  33. 33
    PIGL says:

    @Cervantes: The transition to a functional social democracy with a socialist-leaning economy would have been a wonderful thing. I suppose preventing that at all costs was part of the evil disaster-capitalist plan. I am sorry for your friends….some colleagues of my late father, scientists, also came to sad ends in the collapse.

    There is a line in a Le Carré novel, Russia House, I think, where a fomer KGB spook is saying how he had believed “we are on the side history….the future of mankind is safe with us.” It was certainly in no more danger than it now finds itself, in the hands the ruthless triumphalist western oligarchs.

  34. 34
    Cervantes says:

    @PIGL: Thanks.

    I don’t know the women of Pussy Riot, of course, but many of the people I’ve known in and from the former Soviet Union have been dissidents. Over the decades, their lives were never comfortable, their bravery always stark. Here is one particular group of Russians still risking everything to fight the good fight; and here’s a piece by David Remnick about them.

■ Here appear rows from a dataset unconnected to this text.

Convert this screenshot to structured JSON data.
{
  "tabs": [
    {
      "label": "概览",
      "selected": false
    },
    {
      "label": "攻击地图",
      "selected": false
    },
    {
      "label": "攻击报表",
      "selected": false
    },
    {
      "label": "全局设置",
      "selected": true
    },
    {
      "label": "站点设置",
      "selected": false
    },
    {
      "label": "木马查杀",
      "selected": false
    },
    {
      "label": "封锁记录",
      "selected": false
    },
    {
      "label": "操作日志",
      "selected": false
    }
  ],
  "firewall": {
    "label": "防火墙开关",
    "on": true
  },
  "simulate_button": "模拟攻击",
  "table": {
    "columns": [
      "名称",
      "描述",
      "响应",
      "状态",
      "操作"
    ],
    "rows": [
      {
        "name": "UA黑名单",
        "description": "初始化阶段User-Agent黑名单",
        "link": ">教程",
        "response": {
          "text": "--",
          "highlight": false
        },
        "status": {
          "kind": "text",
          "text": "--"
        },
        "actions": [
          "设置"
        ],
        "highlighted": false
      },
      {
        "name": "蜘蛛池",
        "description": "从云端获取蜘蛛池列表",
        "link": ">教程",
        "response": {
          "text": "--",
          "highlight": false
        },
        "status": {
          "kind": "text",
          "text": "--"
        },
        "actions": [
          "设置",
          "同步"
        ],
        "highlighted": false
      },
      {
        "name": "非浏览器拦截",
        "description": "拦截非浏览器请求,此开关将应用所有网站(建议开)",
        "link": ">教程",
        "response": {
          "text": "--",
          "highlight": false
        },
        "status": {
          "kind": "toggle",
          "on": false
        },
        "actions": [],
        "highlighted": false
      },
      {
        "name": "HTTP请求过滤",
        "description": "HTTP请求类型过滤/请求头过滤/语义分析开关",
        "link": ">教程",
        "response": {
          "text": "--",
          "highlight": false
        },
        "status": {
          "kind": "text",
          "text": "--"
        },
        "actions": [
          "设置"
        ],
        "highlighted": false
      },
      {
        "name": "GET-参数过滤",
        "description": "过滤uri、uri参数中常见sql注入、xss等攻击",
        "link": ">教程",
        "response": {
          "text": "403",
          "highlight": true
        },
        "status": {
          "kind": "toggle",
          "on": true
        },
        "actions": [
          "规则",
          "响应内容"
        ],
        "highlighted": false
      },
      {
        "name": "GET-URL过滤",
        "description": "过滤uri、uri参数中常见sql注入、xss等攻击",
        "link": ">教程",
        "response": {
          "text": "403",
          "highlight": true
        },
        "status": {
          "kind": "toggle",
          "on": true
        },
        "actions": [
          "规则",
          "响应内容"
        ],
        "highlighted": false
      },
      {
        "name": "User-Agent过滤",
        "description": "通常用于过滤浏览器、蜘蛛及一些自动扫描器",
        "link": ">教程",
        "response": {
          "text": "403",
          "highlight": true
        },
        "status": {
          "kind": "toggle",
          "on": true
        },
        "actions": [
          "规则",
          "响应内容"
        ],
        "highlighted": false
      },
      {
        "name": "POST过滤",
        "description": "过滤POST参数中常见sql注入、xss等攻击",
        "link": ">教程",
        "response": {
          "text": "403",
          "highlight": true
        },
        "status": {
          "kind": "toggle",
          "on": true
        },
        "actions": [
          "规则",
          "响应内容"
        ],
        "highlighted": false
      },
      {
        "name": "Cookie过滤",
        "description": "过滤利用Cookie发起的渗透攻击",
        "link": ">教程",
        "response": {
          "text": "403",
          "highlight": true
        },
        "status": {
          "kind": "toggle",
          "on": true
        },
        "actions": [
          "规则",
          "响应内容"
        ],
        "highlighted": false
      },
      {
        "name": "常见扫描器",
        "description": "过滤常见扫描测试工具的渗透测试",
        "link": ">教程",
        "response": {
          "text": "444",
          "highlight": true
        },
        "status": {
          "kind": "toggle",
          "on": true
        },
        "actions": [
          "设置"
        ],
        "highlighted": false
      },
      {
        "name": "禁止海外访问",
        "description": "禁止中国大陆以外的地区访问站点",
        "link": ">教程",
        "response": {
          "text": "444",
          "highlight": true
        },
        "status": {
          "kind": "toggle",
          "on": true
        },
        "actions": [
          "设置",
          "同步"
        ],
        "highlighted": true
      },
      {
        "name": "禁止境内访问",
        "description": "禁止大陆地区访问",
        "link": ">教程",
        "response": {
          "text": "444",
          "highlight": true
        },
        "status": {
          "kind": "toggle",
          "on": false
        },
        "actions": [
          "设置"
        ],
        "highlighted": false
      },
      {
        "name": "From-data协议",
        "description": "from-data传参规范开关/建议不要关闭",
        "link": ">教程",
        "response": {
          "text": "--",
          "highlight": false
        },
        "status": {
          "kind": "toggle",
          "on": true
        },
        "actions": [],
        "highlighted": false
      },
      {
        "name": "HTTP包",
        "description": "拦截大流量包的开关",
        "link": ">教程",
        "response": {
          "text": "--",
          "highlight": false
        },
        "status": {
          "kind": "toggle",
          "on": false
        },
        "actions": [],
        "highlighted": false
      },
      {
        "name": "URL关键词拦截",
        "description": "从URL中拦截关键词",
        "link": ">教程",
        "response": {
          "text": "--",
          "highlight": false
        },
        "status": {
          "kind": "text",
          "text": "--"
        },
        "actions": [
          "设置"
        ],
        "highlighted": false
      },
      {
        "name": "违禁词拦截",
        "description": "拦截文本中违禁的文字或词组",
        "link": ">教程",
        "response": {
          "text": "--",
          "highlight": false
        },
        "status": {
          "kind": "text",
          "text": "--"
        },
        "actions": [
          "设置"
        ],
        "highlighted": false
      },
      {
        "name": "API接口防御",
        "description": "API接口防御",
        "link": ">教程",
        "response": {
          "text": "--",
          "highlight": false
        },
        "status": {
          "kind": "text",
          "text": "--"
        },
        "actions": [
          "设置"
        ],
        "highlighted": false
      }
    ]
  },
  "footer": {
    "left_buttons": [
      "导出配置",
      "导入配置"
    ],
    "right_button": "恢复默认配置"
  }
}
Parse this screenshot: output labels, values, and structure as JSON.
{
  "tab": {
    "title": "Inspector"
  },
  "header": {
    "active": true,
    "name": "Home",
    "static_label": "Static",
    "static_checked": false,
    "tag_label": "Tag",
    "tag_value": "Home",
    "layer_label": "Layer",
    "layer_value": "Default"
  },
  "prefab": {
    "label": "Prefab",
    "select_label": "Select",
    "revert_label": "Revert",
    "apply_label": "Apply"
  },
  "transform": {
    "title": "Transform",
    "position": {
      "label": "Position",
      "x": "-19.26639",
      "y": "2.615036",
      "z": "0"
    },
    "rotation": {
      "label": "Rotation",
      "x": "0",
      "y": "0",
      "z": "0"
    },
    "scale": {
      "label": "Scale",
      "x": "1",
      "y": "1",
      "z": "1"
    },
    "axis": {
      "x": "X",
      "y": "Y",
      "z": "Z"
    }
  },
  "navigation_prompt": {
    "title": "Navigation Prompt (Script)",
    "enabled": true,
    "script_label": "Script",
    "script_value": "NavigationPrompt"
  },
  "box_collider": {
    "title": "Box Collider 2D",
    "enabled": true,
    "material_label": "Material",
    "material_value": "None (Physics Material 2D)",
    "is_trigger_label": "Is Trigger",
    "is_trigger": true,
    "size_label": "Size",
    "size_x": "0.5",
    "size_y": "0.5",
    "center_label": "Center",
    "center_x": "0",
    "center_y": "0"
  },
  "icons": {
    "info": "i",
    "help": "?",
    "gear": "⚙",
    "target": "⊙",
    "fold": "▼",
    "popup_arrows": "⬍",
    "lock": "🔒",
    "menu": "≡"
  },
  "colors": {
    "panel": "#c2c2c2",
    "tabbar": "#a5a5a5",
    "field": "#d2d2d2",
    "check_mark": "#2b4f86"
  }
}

  35. 35
    mainmata says:

    “Mordovia”, a little unconscious connection with Tolkien? Should be Moldovia. What P**sy Riot and others are doing is resisting the re-Sovietization of Russia. NPR had a great segment today on the unholy alliance of the Russian Orthodox Church and Putin’s conservative, nationalist and authoritarian policies. Reminded me of….hmm…the oh yes, the Southern Strategy and ALEC.

  36. 36
    mainmata says:

    Ok I have heavily edited the offending word, which is anyway now part of official public discourse in the News. So….FYWP

  37. 37
    Cacti says:

    The communists went overboard in their crackdown on the Orthodox Church, but their grievances with that institution were quite real, as it always abetted the worst abuses of the Tsars.

    Since the end of the cold war, they’ve regained their historical place as oppressor rather than oppressed.

Comments are closed.